Mary is our Christian magnifying glass. When she sings in today’s Gospel, “My soul magnifies the Lord” she shows to us what it means to have our “whole being…exult in God.” Mary knows that God does a wonderful thing when the angel Gabriel announces to her that she will bear God’s Son, Jesus. God will never again be seen as distant, remote in the heavens, impossible to see or touch. No, in Jesus, God will live amidst us, as one of us, one with us. Mary willingly shares for us our own flesh with God, our own nature, our joys, fears, and hopes. Does this make Mary any better than us? No, it makes Mary our mother too. Mary gives birth to the body of Christ, now seen as us, the Church. Mary co-operates with God, she is obedient, and as a result we are born. We are adopted into God’s family because of Mary’s choice to freely work with God on our behalf. And if we follow Mary’s example of saying ‘yes’ to God and ‘magnifying’ God’s presence, how much more of Christ will be born! For as St. Teresa of Avila says, “Christ has no body but yours, No hands, no feet on earth but yours, Yours are the eyes with which he looks compassion on this world.”

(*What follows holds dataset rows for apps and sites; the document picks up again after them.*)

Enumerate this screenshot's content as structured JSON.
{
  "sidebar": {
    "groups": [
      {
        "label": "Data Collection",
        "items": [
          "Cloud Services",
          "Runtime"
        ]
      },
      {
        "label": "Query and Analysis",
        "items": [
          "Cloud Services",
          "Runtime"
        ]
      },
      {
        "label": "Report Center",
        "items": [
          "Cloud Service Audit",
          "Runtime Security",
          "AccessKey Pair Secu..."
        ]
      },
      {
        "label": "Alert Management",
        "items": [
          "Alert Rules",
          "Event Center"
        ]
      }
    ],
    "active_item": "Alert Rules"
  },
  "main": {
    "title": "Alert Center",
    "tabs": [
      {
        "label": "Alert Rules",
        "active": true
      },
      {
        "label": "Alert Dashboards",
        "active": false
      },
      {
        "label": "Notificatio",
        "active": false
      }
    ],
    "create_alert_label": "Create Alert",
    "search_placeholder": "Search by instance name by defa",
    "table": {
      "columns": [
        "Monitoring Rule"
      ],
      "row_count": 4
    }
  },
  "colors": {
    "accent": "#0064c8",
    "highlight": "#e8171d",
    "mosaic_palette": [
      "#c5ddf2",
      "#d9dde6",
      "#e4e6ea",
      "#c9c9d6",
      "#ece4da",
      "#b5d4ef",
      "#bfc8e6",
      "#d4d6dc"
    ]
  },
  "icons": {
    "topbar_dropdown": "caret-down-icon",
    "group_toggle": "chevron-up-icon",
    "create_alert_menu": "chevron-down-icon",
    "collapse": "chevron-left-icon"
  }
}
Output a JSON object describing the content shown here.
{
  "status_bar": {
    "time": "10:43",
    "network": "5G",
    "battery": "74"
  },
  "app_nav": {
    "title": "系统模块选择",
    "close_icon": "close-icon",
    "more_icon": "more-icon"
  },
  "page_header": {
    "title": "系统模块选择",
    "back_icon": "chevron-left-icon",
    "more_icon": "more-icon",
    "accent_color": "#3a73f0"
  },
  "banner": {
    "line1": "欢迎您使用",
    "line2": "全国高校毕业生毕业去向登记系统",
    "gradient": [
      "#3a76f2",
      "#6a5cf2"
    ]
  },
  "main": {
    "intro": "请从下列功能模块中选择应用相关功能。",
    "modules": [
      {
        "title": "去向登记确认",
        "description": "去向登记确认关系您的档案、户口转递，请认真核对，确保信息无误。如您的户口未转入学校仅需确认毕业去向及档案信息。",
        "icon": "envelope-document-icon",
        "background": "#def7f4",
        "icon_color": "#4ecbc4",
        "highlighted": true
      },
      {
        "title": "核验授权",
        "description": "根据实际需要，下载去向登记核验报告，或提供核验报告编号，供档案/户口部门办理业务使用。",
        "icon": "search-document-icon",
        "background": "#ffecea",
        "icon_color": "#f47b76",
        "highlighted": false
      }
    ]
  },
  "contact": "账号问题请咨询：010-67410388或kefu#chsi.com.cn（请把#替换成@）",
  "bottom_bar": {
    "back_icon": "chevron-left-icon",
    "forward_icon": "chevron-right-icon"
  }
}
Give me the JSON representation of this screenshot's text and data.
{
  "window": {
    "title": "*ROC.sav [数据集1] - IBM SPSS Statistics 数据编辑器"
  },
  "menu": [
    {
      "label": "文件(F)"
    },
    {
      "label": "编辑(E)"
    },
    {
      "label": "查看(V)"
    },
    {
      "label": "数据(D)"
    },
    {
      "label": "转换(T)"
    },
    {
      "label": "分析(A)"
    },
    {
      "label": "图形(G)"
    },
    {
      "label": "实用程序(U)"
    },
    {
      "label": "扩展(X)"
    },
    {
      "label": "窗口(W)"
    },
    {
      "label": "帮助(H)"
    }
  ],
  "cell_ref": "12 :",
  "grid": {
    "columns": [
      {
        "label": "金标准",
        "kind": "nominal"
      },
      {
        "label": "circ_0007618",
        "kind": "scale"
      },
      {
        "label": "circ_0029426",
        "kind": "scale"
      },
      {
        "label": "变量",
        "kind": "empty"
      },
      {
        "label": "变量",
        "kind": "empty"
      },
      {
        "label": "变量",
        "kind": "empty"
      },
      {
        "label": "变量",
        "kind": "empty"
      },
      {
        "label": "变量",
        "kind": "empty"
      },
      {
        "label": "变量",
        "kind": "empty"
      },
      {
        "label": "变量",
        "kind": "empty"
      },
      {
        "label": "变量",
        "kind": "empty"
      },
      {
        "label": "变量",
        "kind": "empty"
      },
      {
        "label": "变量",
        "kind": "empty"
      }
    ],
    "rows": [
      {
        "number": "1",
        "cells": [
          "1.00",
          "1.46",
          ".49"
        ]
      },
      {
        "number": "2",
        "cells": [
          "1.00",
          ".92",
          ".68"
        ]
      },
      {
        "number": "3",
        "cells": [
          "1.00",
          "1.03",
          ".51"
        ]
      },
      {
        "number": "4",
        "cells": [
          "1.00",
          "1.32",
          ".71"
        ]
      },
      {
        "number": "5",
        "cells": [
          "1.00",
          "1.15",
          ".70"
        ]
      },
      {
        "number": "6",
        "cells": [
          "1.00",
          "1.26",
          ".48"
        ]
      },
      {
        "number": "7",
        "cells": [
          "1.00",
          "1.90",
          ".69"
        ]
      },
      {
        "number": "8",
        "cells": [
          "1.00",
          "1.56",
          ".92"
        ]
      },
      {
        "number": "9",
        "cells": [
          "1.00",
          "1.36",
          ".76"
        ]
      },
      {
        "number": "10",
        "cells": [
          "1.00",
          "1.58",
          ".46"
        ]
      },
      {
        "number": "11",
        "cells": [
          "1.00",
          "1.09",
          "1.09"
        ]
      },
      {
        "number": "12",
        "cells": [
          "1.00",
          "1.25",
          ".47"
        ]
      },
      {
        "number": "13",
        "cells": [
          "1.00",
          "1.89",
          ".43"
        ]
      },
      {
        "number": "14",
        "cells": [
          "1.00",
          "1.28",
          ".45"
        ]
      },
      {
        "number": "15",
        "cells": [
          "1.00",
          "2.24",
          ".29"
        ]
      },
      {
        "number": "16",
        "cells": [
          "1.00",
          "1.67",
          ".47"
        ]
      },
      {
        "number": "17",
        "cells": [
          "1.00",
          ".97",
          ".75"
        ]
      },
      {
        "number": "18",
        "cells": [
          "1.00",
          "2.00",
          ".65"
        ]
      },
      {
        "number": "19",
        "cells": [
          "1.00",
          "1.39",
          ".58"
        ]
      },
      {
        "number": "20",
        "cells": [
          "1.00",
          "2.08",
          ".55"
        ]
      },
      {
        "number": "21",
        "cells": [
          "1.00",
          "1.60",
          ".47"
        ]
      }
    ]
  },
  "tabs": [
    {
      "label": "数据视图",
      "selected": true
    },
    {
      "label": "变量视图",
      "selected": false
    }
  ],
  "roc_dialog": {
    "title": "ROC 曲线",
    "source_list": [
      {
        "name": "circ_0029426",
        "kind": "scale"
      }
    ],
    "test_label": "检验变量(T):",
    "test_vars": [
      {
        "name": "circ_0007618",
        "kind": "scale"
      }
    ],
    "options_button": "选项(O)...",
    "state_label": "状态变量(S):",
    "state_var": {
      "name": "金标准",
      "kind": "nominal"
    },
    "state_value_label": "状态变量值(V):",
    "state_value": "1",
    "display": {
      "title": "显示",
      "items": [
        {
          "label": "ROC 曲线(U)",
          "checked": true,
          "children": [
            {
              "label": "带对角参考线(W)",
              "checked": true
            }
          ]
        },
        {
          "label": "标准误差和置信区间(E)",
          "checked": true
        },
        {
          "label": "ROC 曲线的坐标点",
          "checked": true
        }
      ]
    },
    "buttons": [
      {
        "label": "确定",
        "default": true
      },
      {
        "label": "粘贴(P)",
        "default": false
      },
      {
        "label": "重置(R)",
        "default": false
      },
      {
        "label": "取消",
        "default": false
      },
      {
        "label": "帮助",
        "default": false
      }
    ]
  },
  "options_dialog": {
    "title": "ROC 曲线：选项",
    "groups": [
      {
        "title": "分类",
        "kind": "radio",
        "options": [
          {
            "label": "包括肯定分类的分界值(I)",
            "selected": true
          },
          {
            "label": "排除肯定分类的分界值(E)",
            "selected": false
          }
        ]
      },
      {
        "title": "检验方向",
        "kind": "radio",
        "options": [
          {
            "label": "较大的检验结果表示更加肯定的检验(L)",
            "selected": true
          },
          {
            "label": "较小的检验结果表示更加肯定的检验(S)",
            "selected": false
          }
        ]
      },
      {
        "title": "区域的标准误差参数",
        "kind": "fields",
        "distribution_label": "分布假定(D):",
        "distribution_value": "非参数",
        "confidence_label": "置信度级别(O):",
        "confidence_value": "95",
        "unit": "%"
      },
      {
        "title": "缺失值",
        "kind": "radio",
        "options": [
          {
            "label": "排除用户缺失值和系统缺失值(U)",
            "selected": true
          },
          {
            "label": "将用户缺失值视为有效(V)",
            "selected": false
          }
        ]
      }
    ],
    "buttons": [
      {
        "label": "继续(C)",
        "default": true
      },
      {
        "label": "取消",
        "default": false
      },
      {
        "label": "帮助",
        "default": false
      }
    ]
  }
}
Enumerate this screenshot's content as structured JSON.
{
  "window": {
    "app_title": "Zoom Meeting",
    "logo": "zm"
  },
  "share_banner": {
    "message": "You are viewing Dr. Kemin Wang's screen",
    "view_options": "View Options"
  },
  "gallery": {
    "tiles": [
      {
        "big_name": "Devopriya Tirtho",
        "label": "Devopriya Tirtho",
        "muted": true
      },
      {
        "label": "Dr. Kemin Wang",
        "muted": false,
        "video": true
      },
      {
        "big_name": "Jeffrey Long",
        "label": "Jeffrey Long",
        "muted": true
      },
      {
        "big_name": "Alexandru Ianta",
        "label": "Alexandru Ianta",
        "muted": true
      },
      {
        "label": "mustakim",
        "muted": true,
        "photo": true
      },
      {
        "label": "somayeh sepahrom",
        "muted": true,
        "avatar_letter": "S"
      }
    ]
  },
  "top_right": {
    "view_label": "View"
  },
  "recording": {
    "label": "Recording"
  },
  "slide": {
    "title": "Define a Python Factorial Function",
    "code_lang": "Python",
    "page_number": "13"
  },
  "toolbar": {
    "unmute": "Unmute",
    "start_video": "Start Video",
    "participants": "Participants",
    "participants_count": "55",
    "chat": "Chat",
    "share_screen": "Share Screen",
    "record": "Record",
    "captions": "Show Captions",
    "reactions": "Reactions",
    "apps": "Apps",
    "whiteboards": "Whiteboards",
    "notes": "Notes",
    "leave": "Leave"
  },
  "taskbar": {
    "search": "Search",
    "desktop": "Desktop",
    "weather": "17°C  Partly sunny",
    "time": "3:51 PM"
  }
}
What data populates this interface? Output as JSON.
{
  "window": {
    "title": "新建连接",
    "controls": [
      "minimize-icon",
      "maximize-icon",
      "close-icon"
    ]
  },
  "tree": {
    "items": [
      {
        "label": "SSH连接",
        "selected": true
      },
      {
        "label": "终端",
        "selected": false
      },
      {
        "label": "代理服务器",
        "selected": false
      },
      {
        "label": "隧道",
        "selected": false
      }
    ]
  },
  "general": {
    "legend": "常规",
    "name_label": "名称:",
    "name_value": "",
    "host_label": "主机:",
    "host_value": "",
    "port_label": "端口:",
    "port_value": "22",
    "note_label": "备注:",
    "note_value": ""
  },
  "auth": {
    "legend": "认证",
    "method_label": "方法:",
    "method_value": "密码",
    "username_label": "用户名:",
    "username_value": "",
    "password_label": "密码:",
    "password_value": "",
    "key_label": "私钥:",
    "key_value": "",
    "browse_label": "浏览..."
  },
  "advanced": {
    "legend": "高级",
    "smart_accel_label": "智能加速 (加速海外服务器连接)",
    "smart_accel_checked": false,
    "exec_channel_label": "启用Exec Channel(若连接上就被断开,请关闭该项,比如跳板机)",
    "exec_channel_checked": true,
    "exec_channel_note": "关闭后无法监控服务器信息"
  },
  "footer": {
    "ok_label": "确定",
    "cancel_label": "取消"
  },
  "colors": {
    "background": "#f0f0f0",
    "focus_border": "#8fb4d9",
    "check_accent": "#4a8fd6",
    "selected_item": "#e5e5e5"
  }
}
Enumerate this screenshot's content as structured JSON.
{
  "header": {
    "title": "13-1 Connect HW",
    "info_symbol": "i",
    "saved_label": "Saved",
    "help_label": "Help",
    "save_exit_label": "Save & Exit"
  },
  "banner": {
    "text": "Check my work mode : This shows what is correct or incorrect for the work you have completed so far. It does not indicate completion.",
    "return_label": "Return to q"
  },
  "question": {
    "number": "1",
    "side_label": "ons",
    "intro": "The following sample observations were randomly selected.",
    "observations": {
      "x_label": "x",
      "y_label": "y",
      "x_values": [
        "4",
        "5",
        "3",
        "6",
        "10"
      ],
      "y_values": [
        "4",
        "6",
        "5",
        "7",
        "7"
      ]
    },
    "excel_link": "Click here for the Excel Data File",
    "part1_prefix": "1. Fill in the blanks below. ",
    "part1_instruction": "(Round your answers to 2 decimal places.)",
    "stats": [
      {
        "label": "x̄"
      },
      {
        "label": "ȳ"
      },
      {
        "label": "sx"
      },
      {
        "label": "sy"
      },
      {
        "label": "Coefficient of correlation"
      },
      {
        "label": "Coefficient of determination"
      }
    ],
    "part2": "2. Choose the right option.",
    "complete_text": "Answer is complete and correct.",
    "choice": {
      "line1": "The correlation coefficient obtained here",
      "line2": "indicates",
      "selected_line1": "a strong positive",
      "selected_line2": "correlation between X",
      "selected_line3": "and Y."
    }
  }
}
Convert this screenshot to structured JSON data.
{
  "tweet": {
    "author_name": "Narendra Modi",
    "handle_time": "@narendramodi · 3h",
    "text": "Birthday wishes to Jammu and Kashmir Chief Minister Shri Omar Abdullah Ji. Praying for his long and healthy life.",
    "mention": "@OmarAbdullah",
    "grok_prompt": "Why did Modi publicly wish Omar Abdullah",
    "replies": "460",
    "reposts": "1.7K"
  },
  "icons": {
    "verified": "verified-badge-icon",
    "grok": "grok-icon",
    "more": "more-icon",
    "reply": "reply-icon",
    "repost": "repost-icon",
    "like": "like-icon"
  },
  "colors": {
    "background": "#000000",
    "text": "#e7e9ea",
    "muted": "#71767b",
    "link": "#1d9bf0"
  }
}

When we re-receive what Mary has to show us, we can find personal and social transformation because of Jesus, her Son. Mary magnifies, makes closer and clearer to us, what Jesus works in time and space. Her song in today’s Gospel, which we pray in the Church of England every time we say evening prayer, shows us into what we are being adopted. Jesus calls us whoever we are and whatever we’ve done. Mary is no-one in the eyes of the world. As a teenage Jewish woman, she was barred from full participation in worship because she was a woman. But Jesus comes through Mary to show us that our human bodies, our human selves, our human stories are restored and accepted into the very heart of God’s being. So Mary sings of how Jesus can personally transform us: God has “looked with favour on the lowliness of his servant” and so “from now on all generations will call me blessed.” Mary is the mother of our experience of salvation in Jesus. Have you felt that salvation in the ground of your being? Does your whole being exult in God?
But, if we are now the Body of Christ, then our personal transformation transforms in turn the world. Mary’s song describes an inversion of intolerance and oppression, a turning upside-down of the world. “He has scattered the proud….He has brought down the powerful…and lifted up the lowly. He has filled the hungry with good things.” As we look around our world, that turning upside down may seem a long-way away, if not a downright fantasy. Greed, war, violence, oppression seem to abound, even in this country. Mary felt a “sword pierce her own heart” as she watched her Son die on the Cross. But what Mary’s experience shows us is that, slowly and inexorably over time God continues to be born and resurrected, and that there continually emerges “from the Virgin/A bright flower/Wonderfully” as our opening poem puts it. Or, as St. Teresa prays:
Yours are the feet with which he walks to do good,
Yours are the hands, with which he blesses all the world.
Yours are the hands, yours are the feet,
Yours are the eyes, you are his body.
Christ has no body now but yours,
No hands, no feet on earth but yours,
Yours are the eyes with which he looks
compassion on this world.
Christ has no body now on earth but yours.